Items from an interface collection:
|---|

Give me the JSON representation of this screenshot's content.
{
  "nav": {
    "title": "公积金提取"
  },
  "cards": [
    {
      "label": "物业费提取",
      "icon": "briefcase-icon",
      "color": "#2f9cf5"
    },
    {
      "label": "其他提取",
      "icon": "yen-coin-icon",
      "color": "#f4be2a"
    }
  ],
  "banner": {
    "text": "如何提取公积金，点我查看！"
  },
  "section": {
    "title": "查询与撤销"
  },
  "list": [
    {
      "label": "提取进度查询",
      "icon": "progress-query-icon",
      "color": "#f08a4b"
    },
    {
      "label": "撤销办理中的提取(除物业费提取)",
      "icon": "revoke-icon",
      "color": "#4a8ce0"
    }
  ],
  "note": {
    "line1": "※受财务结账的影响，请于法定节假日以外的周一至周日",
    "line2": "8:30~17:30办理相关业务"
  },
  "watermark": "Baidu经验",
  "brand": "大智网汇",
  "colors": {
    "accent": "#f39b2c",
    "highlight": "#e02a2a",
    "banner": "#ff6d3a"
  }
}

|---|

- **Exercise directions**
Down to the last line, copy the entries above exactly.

- **Expected answer**
Give me the JSON representation of this screenshot's content.
{
  "nav": {
    "title": "公积金提取"
  },
  "cards": [
    {
      "label": "物业费提取",
      "icon": "briefcase-icon",
      "color": "#2f9cf5"
    },
    {
      "label": "其他提取",
      "icon": "yen-coin-icon",
      "color": "#f4be2a"
    }
  ],
  "banner": {
    "text": "如何提取公积金，点我查看！"
  },
  "section": {
    "title": "查询与撤销"
  },
  "list": [
    {
      "label": "提取进度查询",
      "icon": "progress-query-icon",
      "color": "#f08a4b"
    },
    {
      "label": "撤销办理中的提取(除物业费提取)",
      "icon": "revoke-icon",
      "color": "#4a8ce0"
    }
  ],
  "note": {
    "line1": "※受财务结账的影响，请于法定节假日以外的周一至周日",
    "line2": "8:30~17:30办理相关业务"
  },
  "watermark": "Baidu经验",
  "brand": "大智网汇",
  "colors": {
    "accent": "#f39b2c",
    "highlight": "#e02a2a",
    "banner": "#ff6d3a"
  }
}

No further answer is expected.